DATA FOR THE TASK below:

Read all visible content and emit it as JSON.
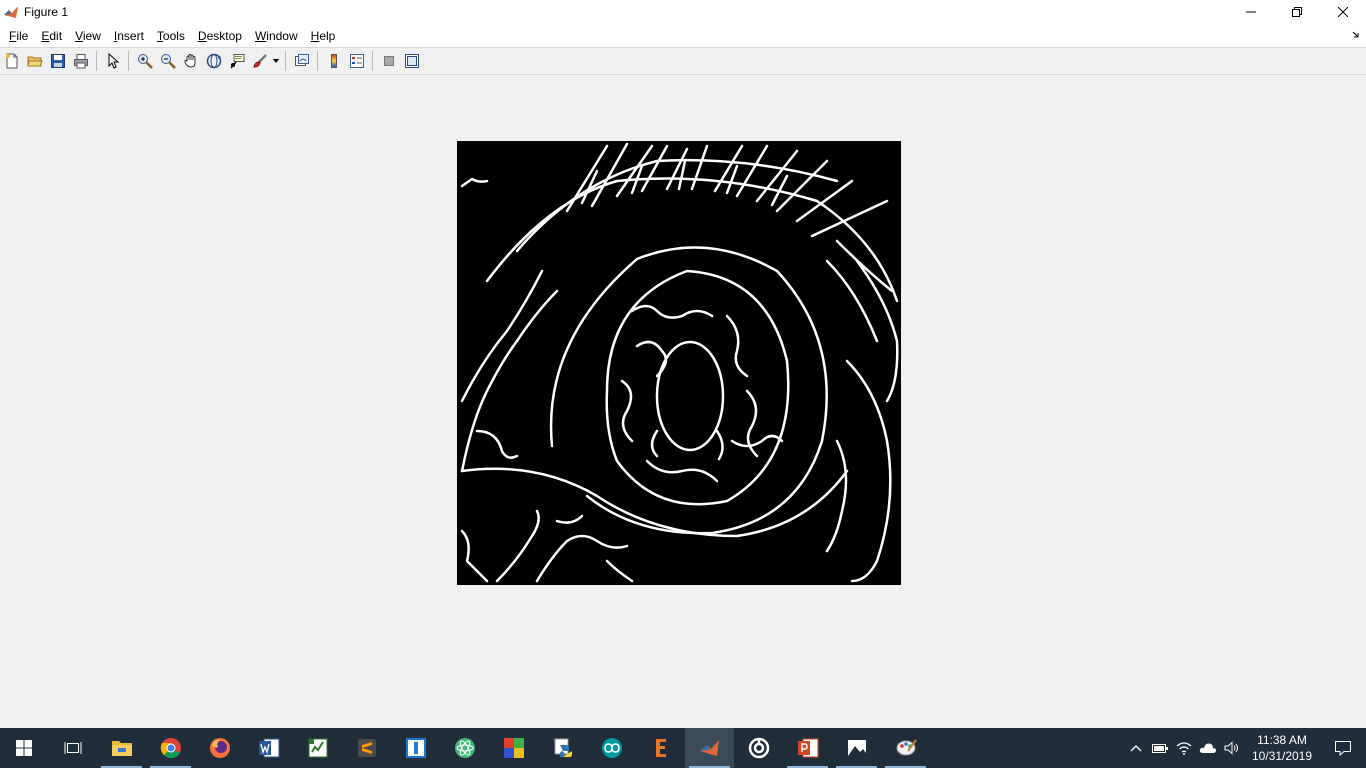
{
  "window": {
    "title": "Figure 1"
  },
  "menu": [
    "File",
    "Edit",
    "View",
    "Insert",
    "Tools",
    "Desktop",
    "Window",
    "Help"
  ],
  "toolbar": {
    "buttons": [
      "new-figure",
      "open-file",
      "save",
      "print",
      "edit-plot",
      "zoom-in",
      "zoom-out",
      "pan",
      "rotate-3d",
      "data-cursor",
      "brush",
      "link-plot",
      "insert-colorbar",
      "insert-legend",
      "hide-plot-tools",
      "show-plot-tools"
    ]
  },
  "taskbar": {
    "apps": [
      "task-view",
      "file-explorer",
      "chrome",
      "firefox",
      "word",
      "project",
      "sublime-text",
      "app-blue",
      "atom",
      "app-colored",
      "python",
      "arduino",
      "app-e",
      "matlab",
      "app-circle",
      "powerpoint",
      "photos",
      "paint"
    ],
    "active_app": "matlab",
    "time": "11:38 AM",
    "date": "10/31/2019"
  },
  "colors": {
    "figure_bg": "#f0f0f0",
    "axes_bg": "#000000",
    "edges": "#ffffff",
    "taskbar": "#1f2e3a"
  }
}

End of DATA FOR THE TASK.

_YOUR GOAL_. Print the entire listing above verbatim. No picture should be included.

_RESPONSE BOX_.
Read all visible content and emit it as JSON.
{
  "window": {
    "title": "Figure 1"
  },
  "menu": [
    "File",
    "Edit",
    "View",
    "Insert",
    "Tools",
    "Desktop",
    "Window",
    "Help"
  ],
  "toolbar": {
    "buttons": [
      "new-figure",
      "open-file",
      "save",
      "print",
      "edit-plot",
      "zoom-in",
      "zoom-out",
      "pan",
      "rotate-3d",
      "data-cursor",
      "brush",
      "link-plot",
      "insert-colorbar",
      "insert-legend",
      "hide-plot-tools",
      "show-plot-tools"
    ]
  },
  "taskbar": {
    "apps": [
      "task-view",
      "file-explorer",
      "chrome",
      "firefox",
      "word",
      "project",
      "sublime-text",
      "app-blue",
      "atom",
      "app-colored",
      "python",
      "arduino",
      "app-e",
      "matlab",
      "app-circle",
      "powerpoint",
      "photos",
      "paint"
    ],
    "active_app": "matlab",
    "time": "11:38 AM",
    "date": "10/31/2019"
  },
  "colors": {
    "figure_bg": "#f0f0f0",
    "axes_bg": "#000000",
    "edges": "#ffffff",
    "taskbar": "#1f2e3a"
  }
}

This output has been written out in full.